“It's difficult to be part of the Mad River Valley community when I have to drive so far. It's a bummer because The Valley is such a strong community and that is the central aspect of its culture. For that to survive and be strong, it’s really important that housing is available,” Saunders said.
“Vermont is going through an exodus of college grads and young adults and that will just keep happening when housing stock is not available,” he said.
Saunders, 25, is currently living with family in Woodstock and making that 160-minute commute twice a week. He is from Vermont and graduated from Woodstock Union High School in 2015 and Champlain College in 2020. He stayed in Burlington after graduation and was hired by Sugarbush in March 2021.
“When I was hired, my team was almost entirely remote and I came on at the end of the season. When we started coming back to the office I was commuting from Burlington and started looking for housing here,” he said.
His lease in Burlington ended in August and right before it ended he learned he’d need knee surgery (and couldn’t ski during the 2021-22 ski season) so he opted to move back in with his family to have the support after the surgery.
“Now I’m at at the point where I'm looking for housing in The Valley for the 2022-23 ski season. I've started my search now because i know it's going to be a long process. I check Craigslist and Zillow and there is almost no housing stock available in The Valley. There are sometimes some summer rentals which end before November,” Saunders explained.
“I would absolutely take a year-round lease if I could find one. I’m not quite at the point where I can afford to buy a house.

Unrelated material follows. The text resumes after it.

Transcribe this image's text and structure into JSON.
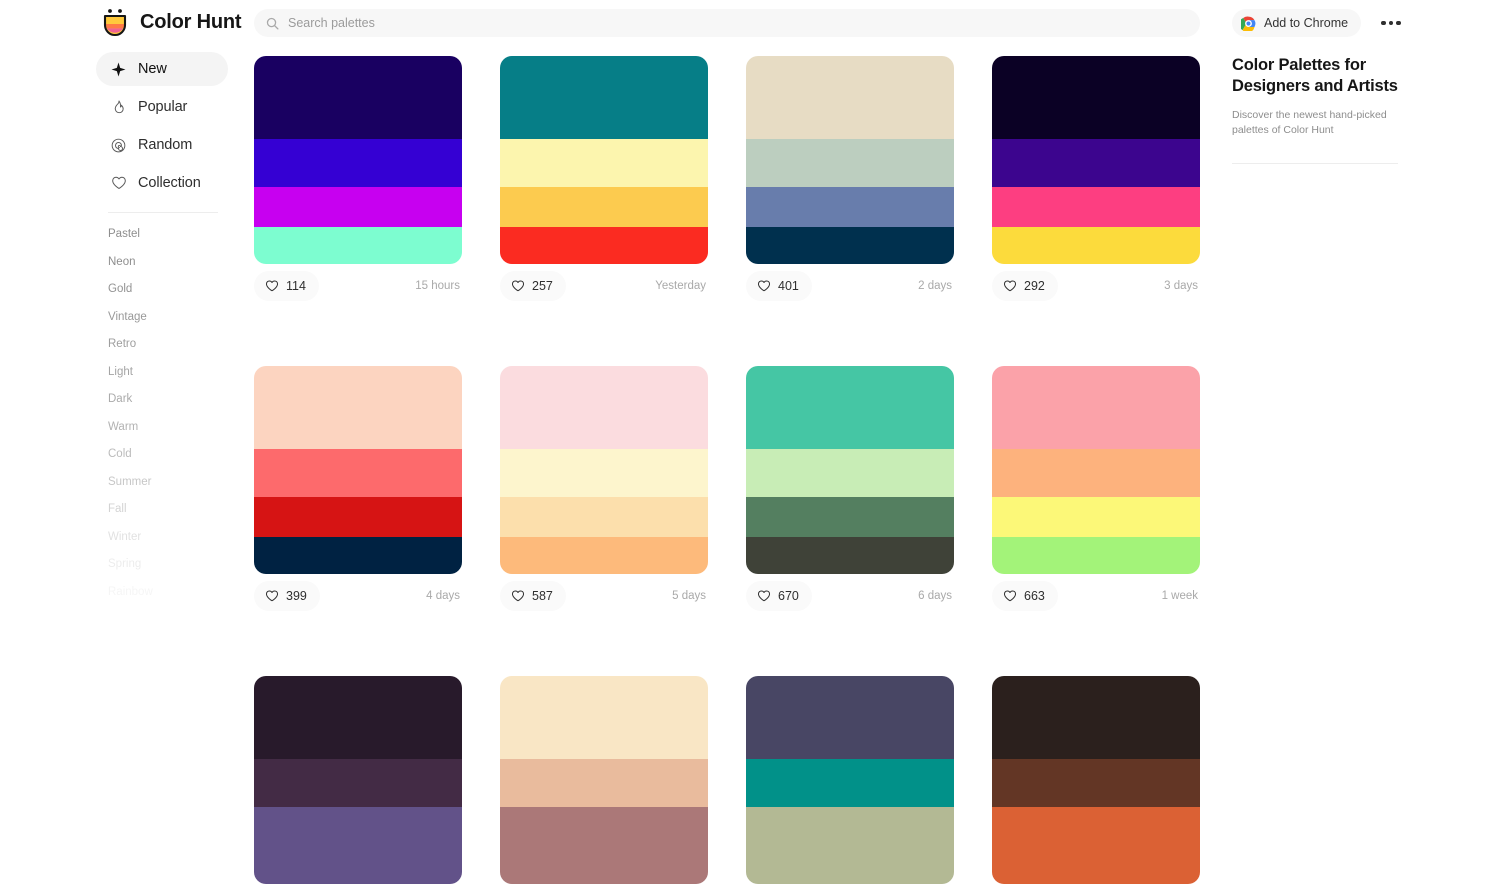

The more money I spend renting, the more money is flushed down the toilet and there’s nothing available to purchase here,” he said.
$20 IN GAS
On the days when he drives from Woodstock to Warren, it costs $20 in gas and he has real concerns about the environmental impacts of burning all that fossil fuel.
Sugarbush’s parent company, Alterra Resorts, is currently conducting energy audits of all of its resorts, Saunders said.
“I appreciate that and one of the things they’re looking at is employee commuting and I’m interested in that,” he said.
Saunders said that the housing crisis cannot be laid solely at the feet of elected officials.
“The community needs to address this. Vermont is built around these small communities. Culturally, we need to come together and decide what to do. The towns in The Valley need to start thinking long term about the housing crisis, so infrastructure systems, like the 2008 wastewater system in Waitsfield that was voted down, can support a growing population,” he said.
“It also brings into question the zoning regulations and Vermont, in general, has so much land zoned for single-family homes and that is not efficient or affordable for people who are not earning large amounts of money. We will see the population of Vermont grow over the next 50-100 years and it’s important to think about where we want our housing to be. Do we want to allow forests to become denuded for housing or keep our compact town and village centers with multi-family housing?” he asked.
Saunders keeps an eye on Airbnb and said there’s a lot of short-term rentals available in The Valley.
“Communities and towns will need to come together and decide if limits will be placed on the number of Airbnbs that are allowed. We have a quantifiable amount of units available for housing. If there’s a way to shift that around to support long-term rentals through a higher tax rate for them, that might incentivize more landlords to move toward long-term rentals,” he said.